12.
Gängler P, Kremniczky T, Ardnold WH. In vitro effect of fluoride oral hygiene tablets on artificial caries lesion formation and remineralization in human enamel. BMC Oral Health 2009;2:25.  Back to cited text no. 12
    
13.
Diercke K, Lussi A, Kersten T, Seemann R. Isolated development of inner (wall) caries like lesions in a bacterial-based in vitro model. Clin Oral Invest 2009;13:439-44.  Back to cited text no. 13
    
14.
Sridhar N, Tandon S, Rao N. A comparative evaluation of DIAGNOdent with visual and radiography for detection of occlusal caries: An in vitro study. Indian J Dent Res 2009;20:326-31.  Back to cited text no. 14
[PUBMED]  Medknow Journal  
15.
Costa AM, Paula LM, Bezerra CB. Use of Diagnodent for diagnosis of non-cavitated occlusal dentin caries. J Appl Oral Sci 2008;16:18-23.  Back to cited text no. 15
    
16.
Cederlund A, Lindskog S, Blomlof J. Effect of a chemo-mechanical caries removal system (Carisolv TM ) on dentin topography of non-carious dentin. Acta Odontol Scand 1999;57:185-9.  Back to cited text no. 16
    
17.
Fure S, Lingstrom P. Evaluation of the chemomechanical removal of dentine caries in vivo with a new modified Carisolv gel. Clin Oral Invest 2004;8:139-44.  Back to cited text no. 17
    
18.
Hossain M, Nakamura Y, Tamaki Y, Yamada Y, Jayawardena JA, Matsumoto K. Dentinal composition and Koop hardness measurements of cavity floor following carious dentin removal with Carisolv. Oper Dent 2003;28:346-51.  Back to cited text no. 18
    

Top
Correspondence Address:
Rogelio Jose Scougall-Vilchis
Department of Orthodontics, Dental and Advanced Studies Research Center, Faculty of Dentistry, Autonomous University State of Mexico, Tollocan-Jesus Carranza, Colonia Universidad, Toluca
Mexico
Login to access the Email id

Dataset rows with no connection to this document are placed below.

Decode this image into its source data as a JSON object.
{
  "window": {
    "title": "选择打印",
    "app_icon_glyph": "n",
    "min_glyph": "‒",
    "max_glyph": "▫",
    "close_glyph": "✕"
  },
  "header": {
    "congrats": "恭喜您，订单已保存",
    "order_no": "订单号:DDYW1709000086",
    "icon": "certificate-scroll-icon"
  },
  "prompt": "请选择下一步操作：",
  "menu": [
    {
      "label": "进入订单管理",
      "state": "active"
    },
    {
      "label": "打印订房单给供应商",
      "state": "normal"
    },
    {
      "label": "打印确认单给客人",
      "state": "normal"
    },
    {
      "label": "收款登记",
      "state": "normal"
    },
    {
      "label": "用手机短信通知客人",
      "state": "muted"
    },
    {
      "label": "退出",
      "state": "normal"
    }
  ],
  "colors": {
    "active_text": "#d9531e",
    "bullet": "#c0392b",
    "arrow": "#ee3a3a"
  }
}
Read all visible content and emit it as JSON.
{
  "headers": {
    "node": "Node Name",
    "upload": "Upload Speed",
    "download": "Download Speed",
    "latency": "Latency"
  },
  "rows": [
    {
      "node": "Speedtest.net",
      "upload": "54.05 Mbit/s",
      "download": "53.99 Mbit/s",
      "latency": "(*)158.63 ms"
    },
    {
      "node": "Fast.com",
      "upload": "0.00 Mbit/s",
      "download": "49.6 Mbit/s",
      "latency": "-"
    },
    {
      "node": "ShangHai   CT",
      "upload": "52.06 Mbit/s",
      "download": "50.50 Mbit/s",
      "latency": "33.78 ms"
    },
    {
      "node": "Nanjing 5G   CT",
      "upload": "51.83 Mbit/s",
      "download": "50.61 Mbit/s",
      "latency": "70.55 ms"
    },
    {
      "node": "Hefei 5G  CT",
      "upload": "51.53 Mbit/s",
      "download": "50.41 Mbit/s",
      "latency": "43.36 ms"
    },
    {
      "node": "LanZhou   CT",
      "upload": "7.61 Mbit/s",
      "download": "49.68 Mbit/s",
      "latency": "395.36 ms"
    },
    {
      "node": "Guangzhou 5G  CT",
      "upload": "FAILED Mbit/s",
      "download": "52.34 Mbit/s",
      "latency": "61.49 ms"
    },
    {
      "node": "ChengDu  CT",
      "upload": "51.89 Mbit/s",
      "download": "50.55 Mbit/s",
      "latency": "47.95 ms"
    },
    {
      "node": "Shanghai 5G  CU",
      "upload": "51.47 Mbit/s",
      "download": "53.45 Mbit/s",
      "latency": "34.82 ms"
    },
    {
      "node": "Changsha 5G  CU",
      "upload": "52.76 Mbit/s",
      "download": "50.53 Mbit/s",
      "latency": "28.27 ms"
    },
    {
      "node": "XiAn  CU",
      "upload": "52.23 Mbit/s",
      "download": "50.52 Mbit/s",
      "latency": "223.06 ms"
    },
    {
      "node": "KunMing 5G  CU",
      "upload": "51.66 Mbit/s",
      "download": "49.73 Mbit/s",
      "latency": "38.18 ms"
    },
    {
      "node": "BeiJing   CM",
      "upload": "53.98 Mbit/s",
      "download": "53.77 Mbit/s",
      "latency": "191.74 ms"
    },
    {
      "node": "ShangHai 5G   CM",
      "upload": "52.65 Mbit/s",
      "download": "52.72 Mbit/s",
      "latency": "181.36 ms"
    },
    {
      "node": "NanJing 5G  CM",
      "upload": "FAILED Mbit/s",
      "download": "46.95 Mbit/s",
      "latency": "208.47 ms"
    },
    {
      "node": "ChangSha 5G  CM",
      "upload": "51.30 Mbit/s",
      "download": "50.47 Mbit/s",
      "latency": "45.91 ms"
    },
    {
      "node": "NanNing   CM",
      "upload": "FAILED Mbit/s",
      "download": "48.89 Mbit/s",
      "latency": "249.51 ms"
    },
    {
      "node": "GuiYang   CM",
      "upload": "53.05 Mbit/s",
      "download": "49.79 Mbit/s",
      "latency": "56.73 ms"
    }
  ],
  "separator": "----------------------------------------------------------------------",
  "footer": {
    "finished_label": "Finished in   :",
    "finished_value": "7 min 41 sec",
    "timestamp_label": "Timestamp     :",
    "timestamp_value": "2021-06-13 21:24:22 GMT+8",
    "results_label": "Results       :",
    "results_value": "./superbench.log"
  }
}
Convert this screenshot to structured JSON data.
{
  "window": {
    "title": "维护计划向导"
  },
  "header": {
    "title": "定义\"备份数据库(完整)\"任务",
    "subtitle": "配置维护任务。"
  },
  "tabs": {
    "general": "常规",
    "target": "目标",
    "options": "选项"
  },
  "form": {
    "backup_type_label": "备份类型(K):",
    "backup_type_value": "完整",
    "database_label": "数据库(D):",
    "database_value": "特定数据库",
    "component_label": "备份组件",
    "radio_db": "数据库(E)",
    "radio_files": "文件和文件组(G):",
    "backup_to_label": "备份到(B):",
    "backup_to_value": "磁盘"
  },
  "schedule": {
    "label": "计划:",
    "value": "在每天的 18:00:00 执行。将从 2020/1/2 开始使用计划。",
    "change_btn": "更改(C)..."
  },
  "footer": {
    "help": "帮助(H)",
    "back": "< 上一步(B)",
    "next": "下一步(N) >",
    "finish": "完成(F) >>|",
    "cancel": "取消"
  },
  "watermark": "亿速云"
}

Source of Support: None, Conflict of Interest: None


DOI: 10.4103/0972-0707.144588

Rights and Permissions


    Figures

  [Figure 1]
 
 
    Tables

  [Table 1], [Table 2]



 

Top
 
 
 
  Search
 
 
    Similar in PUBMED
   Search Pubmed for
   Search in Google Scholar for
 Related articles
    Email Alert *
    Add to My List *
* Registration required (free)  
 


    Abstract
   Introduction
    Materials and me...
   Results
   Discussion
   Conclusion
    References
    Article Figures
    Article Tables

 Article Access Statistics
    Viewed1056    
    Printed26    
    Emailed0    
    PDF Downloaded190    
    Comments [Add]    

Recommend this journal